> Excerpts from an interface dataset
• • • • • • •

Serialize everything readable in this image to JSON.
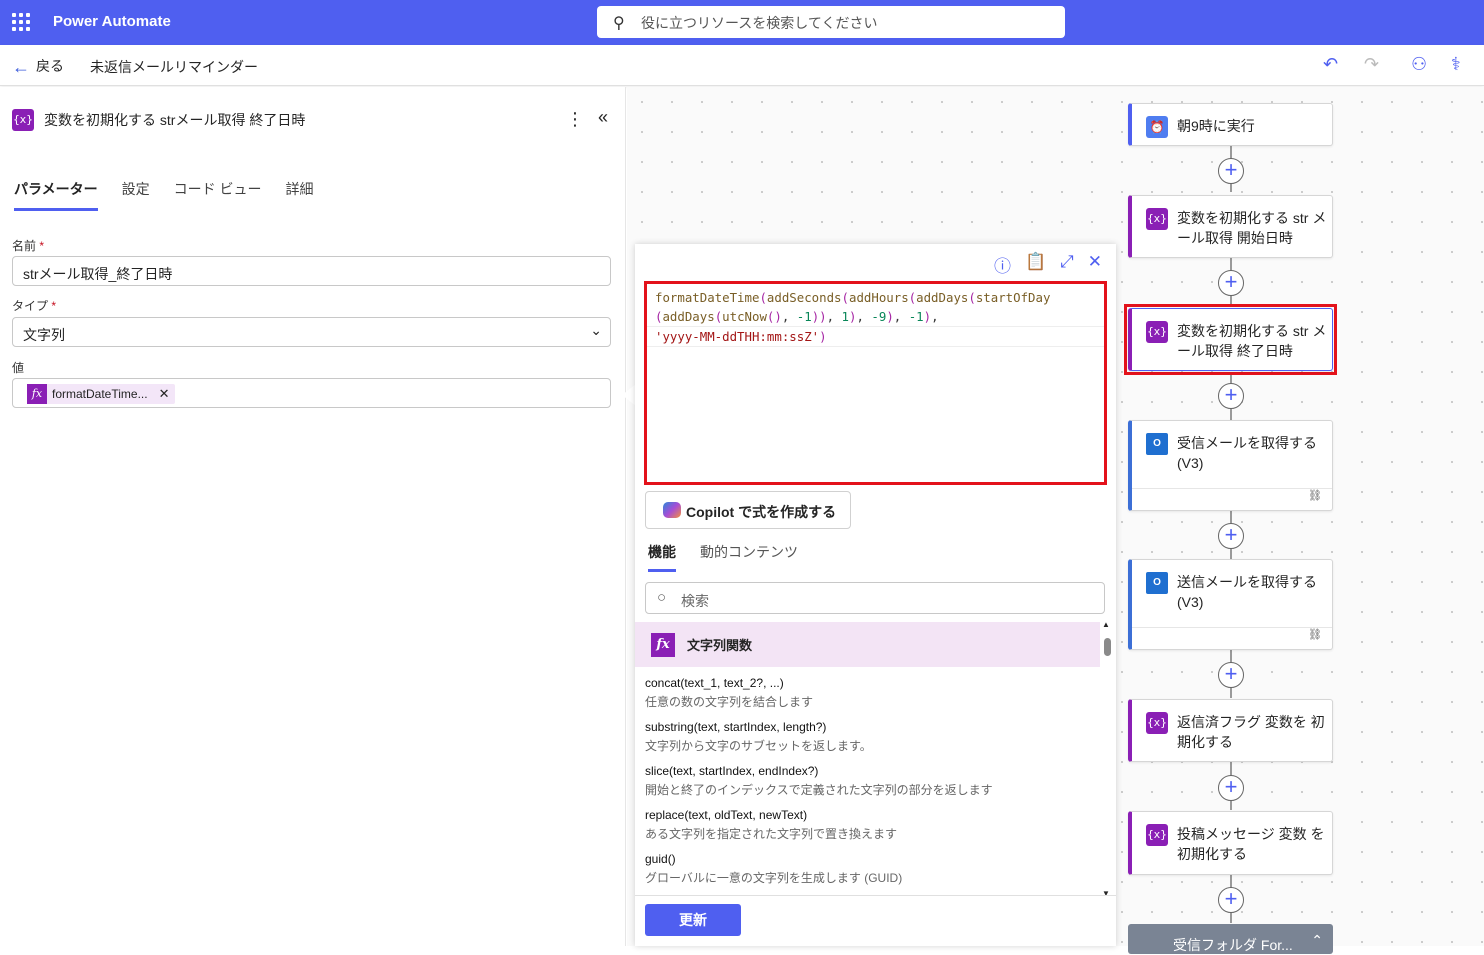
{
  "topbar": {
    "app": "Power Automate",
    "search_placeholder": "役に立つリソースを検索してください"
  },
  "subbar": {
    "back": "戻る",
    "flow_name": "未返信メールリマインダー"
  },
  "panel": {
    "title": "変数を初期化する strメール取得 終了日時",
    "badge": "{x}",
    "tabs": [
      "パラメーター",
      "設定",
      "コード ビュー",
      "詳細"
    ],
    "name_label": "名前",
    "name_value": "strメール取得_終了日時",
    "type_label": "タイプ",
    "type_value": "文字列",
    "value_label": "値",
    "token": "formatDateTime...",
    "required": "*"
  },
  "expression": {
    "line1_fn": "formatDateTime",
    "l1b": "addSeconds",
    "l1c": "addHours",
    "l1d": "addDays",
    "l1e": "startOfDay",
    "l2a": "addDays",
    "l2b": "utcNow",
    "n1": "-1",
    "n2": "1",
    "n3": "-9",
    "n4": "-1",
    "format": "'yyyy-MM-ddTHH:mm:ssZ'"
  },
  "popup": {
    "copilot": "Copilot で式を作成する",
    "tabs": [
      "機能",
      "動的コンテンツ"
    ],
    "search_placeholder": "検索",
    "category": "文字列関数",
    "update": "更新",
    "functions": [
      {
        "sig": "concat(text_1, text_2?, ...)",
        "desc": "任意の数の文字列を結合します"
      },
      {
        "sig": "substring(text, startIndex, length?)",
        "desc": "文字列から文字のサブセットを返します。"
      },
      {
        "sig": "slice(text, startIndex, endIndex?)",
        "desc": "開始と終了のインデックスで定義された文字列の部分を返します"
      },
      {
        "sig": "replace(text, oldText, newText)",
        "desc": "ある文字列を指定された文字列で置き換えます"
      },
      {
        "sig": "guid()",
        "desc": "グローバルに一意の文字列を生成します (GUID)"
      }
    ]
  },
  "flow": [
    {
      "title": "朝9時に実行"
    },
    {
      "title": "変数を初期化する str メール取得 開始日時"
    },
    {
      "title": "変数を初期化する str メール取得 終了日時"
    },
    {
      "title": "受信メールを取得する (V3)"
    },
    {
      "title": "送信メールを取得する (V3)"
    },
    {
      "title": "返信済フラグ 変数を 初期化する"
    },
    {
      "title": "投稿メッセージ 変数 を初期化する"
    },
    {
      "title": "受信フォルダ For..."
    }
  ]
}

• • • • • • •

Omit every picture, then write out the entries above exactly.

> Solved problem
Serialize everything readable in this image to JSON.
{
  "topbar": {
    "app": "Power Automate",
    "search_placeholder": "役に立つリソースを検索してください"
  },
  "subbar": {
    "back": "戻る",
    "flow_name": "未返信メールリマインダー"
  },
  "panel": {
    "title": "変数を初期化する strメール取得 終了日時",
    "badge": "{x}",
    "tabs": [
      "パラメーター",
      "設定",
      "コード ビュー",
      "詳細"
    ],
    "name_label": "名前",
    "name_value": "strメール取得_終了日時",
    "type_label": "タイプ",
    "type_value": "文字列",
    "value_label": "値",
    "token": "formatDateTime...",
    "required": "*"
  },
  "expression": {
    "line1_fn": "formatDateTime",
    "l1b": "addSeconds",
    "l1c": "addHours",
    "l1d": "addDays",
    "l1e": "startOfDay",
    "l2a": "addDays",
    "l2b": "utcNow",
    "n1": "-1",
    "n2": "1",
    "n3": "-9",
    "n4": "-1",
    "format": "'yyyy-MM-ddTHH:mm:ssZ'"
  },
  "popup": {
    "copilot": "Copilot で式を作成する",
    "tabs": [
      "機能",
      "動的コンテンツ"
    ],
    "search_placeholder": "検索",
    "category": "文字列関数",
    "update": "更新",
    "functions": [
      {
        "sig": "concat(text_1, text_2?, ...)",
        "desc": "任意の数の文字列を結合します"
      },
      {
        "sig": "substring(text, startIndex, length?)",
        "desc": "文字列から文字のサブセットを返します。"
      },
      {
        "sig": "slice(text, startIndex, endIndex?)",
        "desc": "開始と終了のインデックスで定義された文字列の部分を返します"
      },
      {
        "sig": "replace(text, oldText, newText)",
        "desc": "ある文字列を指定された文字列で置き換えます"
      },
      {
        "sig": "guid()",
        "desc": "グローバルに一意の文字列を生成します (GUID)"
      }
    ]
  },
  "flow": [
    {
      "title": "朝9時に実行"
    },
    {
      "title": "変数を初期化する str メール取得 開始日時"
    },
    {
      "title": "変数を初期化する str メール取得 終了日時"
    },
    {
      "title": "受信メールを取得する (V3)"
    },
    {
      "title": "送信メールを取得する (V3)"
    },
    {
      "title": "返信済フラグ 変数を 初期化する"
    },
    {
      "title": "投稿メッセージ 変数 を初期化する"
    },
    {
      "title": "受信フォルダ For..."
    }
  ]
}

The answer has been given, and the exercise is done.